When a line in the material contains the word "Performance", copy it.

┌────────

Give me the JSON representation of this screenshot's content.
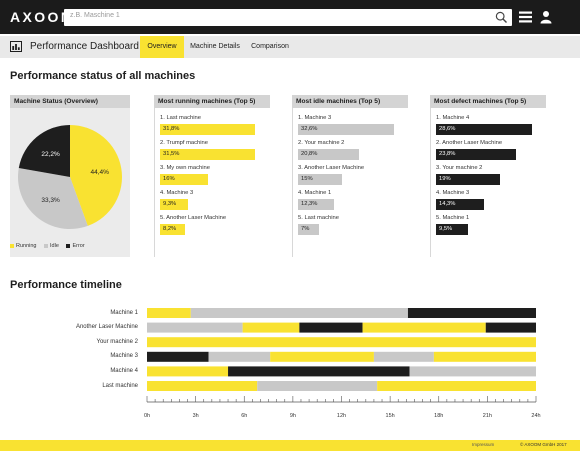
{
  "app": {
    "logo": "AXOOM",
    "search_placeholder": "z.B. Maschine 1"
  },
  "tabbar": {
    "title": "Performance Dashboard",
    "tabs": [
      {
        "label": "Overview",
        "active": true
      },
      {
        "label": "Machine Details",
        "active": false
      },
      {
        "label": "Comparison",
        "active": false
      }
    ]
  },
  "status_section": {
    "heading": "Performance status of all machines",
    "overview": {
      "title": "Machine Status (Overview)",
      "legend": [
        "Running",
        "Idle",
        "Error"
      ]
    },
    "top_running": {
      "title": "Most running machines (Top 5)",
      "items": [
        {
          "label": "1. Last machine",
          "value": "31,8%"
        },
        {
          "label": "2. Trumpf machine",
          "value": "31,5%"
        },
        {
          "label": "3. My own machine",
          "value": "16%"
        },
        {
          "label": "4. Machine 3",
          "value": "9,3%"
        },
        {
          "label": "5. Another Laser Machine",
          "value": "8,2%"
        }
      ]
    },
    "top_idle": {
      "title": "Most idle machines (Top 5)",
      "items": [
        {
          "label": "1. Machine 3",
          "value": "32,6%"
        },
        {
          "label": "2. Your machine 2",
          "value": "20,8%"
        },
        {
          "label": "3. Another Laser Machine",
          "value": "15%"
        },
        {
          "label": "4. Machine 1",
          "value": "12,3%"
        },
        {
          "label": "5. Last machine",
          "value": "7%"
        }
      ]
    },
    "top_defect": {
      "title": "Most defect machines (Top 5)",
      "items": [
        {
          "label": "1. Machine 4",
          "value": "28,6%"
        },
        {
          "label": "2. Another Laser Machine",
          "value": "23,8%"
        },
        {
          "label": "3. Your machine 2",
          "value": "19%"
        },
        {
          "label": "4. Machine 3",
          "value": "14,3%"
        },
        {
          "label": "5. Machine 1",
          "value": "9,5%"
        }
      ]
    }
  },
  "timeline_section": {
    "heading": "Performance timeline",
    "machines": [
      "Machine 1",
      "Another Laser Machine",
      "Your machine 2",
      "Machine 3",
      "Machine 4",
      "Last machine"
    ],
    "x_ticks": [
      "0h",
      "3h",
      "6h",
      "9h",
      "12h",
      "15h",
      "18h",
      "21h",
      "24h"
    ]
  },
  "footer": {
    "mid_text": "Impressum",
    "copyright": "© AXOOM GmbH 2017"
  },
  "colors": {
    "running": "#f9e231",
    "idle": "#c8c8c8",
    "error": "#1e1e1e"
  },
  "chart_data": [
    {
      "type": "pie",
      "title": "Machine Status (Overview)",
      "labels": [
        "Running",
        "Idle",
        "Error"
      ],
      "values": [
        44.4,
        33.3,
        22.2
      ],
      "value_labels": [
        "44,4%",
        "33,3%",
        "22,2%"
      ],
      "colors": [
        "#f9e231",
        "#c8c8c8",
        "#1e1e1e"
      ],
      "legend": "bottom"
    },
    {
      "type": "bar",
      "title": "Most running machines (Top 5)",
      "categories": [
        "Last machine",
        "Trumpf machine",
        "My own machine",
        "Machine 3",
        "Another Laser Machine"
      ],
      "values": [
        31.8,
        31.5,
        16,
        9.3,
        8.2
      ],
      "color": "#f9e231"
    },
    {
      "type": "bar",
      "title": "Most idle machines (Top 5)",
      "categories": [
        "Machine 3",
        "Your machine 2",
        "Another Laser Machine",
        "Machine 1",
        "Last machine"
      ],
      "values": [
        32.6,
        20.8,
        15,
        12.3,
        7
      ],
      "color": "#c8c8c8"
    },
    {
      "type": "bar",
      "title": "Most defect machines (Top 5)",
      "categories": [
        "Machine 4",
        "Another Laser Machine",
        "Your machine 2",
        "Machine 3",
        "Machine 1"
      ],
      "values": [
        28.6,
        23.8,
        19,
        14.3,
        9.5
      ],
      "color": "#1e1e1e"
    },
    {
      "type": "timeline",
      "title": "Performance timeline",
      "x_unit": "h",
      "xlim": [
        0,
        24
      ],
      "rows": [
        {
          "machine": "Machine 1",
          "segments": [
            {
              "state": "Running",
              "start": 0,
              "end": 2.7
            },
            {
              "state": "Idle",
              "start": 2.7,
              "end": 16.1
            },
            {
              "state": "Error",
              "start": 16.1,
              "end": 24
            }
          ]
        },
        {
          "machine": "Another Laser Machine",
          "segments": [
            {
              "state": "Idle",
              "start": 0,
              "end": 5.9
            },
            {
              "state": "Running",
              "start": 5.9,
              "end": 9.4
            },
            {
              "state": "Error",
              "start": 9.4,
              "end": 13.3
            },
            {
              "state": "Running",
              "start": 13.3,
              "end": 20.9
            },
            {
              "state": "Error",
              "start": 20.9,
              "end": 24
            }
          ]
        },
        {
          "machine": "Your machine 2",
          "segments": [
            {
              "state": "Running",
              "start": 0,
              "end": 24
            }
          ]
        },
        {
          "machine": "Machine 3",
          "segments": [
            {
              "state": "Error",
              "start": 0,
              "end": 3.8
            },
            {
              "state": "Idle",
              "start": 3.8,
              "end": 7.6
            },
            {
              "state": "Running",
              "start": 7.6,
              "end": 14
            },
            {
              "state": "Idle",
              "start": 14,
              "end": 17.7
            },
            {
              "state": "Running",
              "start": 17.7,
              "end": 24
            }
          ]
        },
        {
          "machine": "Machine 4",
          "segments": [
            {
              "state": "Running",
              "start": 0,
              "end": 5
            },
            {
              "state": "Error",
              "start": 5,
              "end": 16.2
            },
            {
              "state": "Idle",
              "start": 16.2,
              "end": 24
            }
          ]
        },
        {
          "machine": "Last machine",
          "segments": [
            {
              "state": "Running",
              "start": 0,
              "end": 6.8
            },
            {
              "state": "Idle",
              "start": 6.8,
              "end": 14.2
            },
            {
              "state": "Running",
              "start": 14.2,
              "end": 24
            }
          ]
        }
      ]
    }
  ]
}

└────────

### Response for this exercise
    "title": "Performance Dashboard",
    "heading": "Performance status of all machines",
    "heading": "Performance timeline",
      "title": "Performance timeline",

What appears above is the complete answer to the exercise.